In 2006, the documents indicate, the NSA agreed to provide Ethiopia with additional domestic surveillance technology in the Somali Regional State, commonly called the Ogaden
By Felix Horne (Just Security) |
Recent stories from Edward Snowden’s disclosures show how the US government’s involvement with Ethiopia presents a case study in enabling repressive regimes to carry out surveillance on their own citizens. In the case of Ethiopia, such surveillance powers can play a significant role in a government’s criminalization of dissent and politically motivated detentions. The United States is not alone in its assistance. Ethiopia has also used hacking technologies obtained from abroad to spy on diaspora living in the United States. It is high time for the US administration and Congress to reckon with the human rights abuses of the Ethiopian government, and how the sharing of national security technologies is enabling the regime.

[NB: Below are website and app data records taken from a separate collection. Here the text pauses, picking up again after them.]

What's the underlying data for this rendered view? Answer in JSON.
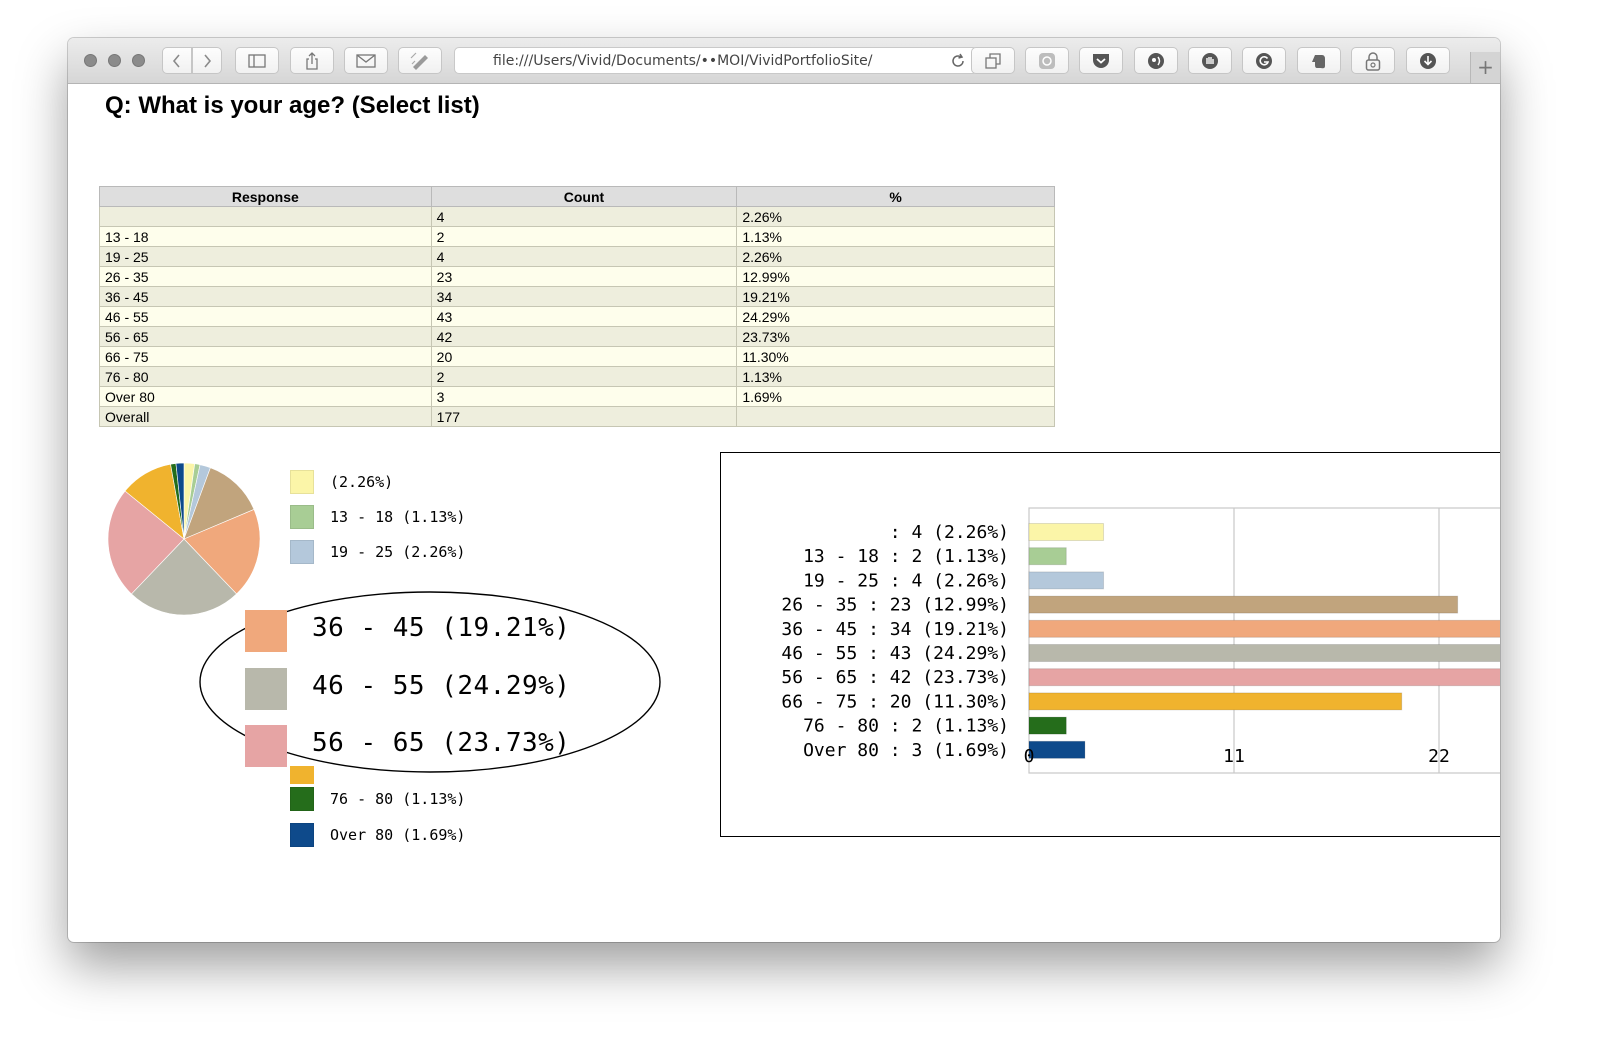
{
  "browser": {
    "url": "file:///Users/Vivid/Documents/••MOI/VividPortfolioSite/NSW%"
  },
  "page": {
    "title": "Q: What is your age? (Select list)"
  },
  "table": {
    "headers": [
      "Response",
      "Count",
      "%"
    ],
    "rows": [
      {
        "response": "",
        "count": "4",
        "percent": "2.26%"
      },
      {
        "response": "13 - 18",
        "count": "2",
        "percent": "1.13%"
      },
      {
        "response": "19 - 25",
        "count": "4",
        "percent": "2.26%"
      },
      {
        "response": "26 - 35",
        "count": "23",
        "percent": "12.99%"
      },
      {
        "response": "36 - 45",
        "count": "34",
        "percent": "19.21%"
      },
      {
        "response": "46 - 55",
        "count": "43",
        "percent": "24.29%"
      },
      {
        "response": "56 - 65",
        "count": "42",
        "percent": "23.73%"
      },
      {
        "response": "66 - 75",
        "count": "20",
        "percent": "11.30%"
      },
      {
        "response": "76 - 80",
        "count": "2",
        "percent": "1.13%"
      },
      {
        "response": "Over 80",
        "count": "3",
        "percent": "1.69%"
      },
      {
        "response": "Overall",
        "count": "177",
        "percent": ""
      }
    ]
  },
  "pie_legend": [
    "(2.26%)",
    "13 - 18 (1.13%)",
    "19 - 25 (2.26%)",
    "76 - 80 (1.13%)",
    "Over 80 (1.69%)"
  ],
  "zoom_legend": [
    "36 - 45 (19.21%)",
    "46 - 55 (24.29%)",
    "56 - 65 (23.73%)"
  ],
  "chart_data": [
    {
      "type": "pie",
      "categories": [
        "",
        "13 - 18",
        "19 - 25",
        "26 - 35",
        "36 - 45",
        "46 - 55",
        "56 - 65",
        "66 - 75",
        "76 - 80",
        "Over 80"
      ],
      "values": [
        4,
        2,
        4,
        23,
        34,
        43,
        42,
        20,
        2,
        3
      ],
      "percent_labels": [
        "2.26%",
        "1.13%",
        "2.26%",
        "12.99%",
        "19.21%",
        "24.29%",
        "23.73%",
        "11.30%",
        "1.13%",
        "1.69%"
      ],
      "colors": [
        "#fbf5a8",
        "#a8cd95",
        "#b4c8db",
        "#c1a47d",
        "#f0a87c",
        "#b8b8ab",
        "#e6a4a4",
        "#f0b32e",
        "#256d1b",
        "#0e4a8b"
      ],
      "legend_placement": "right"
    },
    {
      "type": "bar",
      "orientation": "horizontal",
      "categories": [
        "",
        "13 - 18",
        "19 - 25",
        "26 - 35",
        "36 - 45",
        "46 - 55",
        "56 - 65",
        "66 - 75",
        "76 - 80",
        "Over 80"
      ],
      "labels": [
        ": 4 (2.26%)",
        "13 - 18 : 2 (1.13%)",
        "19 - 25 : 4 (2.26%)",
        "26 - 35 : 23 (12.99%)",
        "36 - 45 : 34 (19.21%)",
        "46 - 55 : 43 (24.29%)",
        "56 - 65 : 42 (23.73%)",
        "66 - 75 : 20 (11.30%)",
        "76 - 80 : 2 (1.13%)",
        "Over 80 : 3 (1.69%)"
      ],
      "values": [
        4,
        2,
        4,
        23,
        34,
        43,
        42,
        20,
        2,
        3
      ],
      "colors": [
        "#fbf5a8",
        "#a8cd95",
        "#b4c8db",
        "#c1a47d",
        "#f0a87c",
        "#b8b8ab",
        "#e6a4a4",
        "#f0b32e",
        "#256d1b",
        "#0e4a8b"
      ],
      "x_ticks": [
        "0",
        "11",
        "22"
      ],
      "x_tick_values": [
        0,
        11,
        22
      ],
      "xlim": [
        0,
        22
      ],
      "grid": true
    }
  ]
}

The National Security Agency (NSA) documents provided by Snowden reveal that the US set up several listening posts in Ethiopia in 2002 to intercept communications from Somalia, Sudan, and Yemen, as part of its regional counterterrorism efforts. In 2006, the documents indicate, the NSA agreed to provide Ethiopia with additional domestic surveillance technology in the Somali Regional State, commonly called the Ogaden. As part of these partnerships, the US trained Ethiopia’s army and security agency in surveillance techniques in exchange for local language capabilities and well-placed intelligence operations centers.
In other words, this wasn’t just US intelligence analysts sitting in Ethiopia – which would have been problematic enough given the US history of abusive renditions at that time. It was the NSA actually training and transferring this technology to the Ethiopian army and government. As the documents state: “The benefit of this relationship is that the Ethiopians provide the location and linguists and we [United States] provide the technology and training.”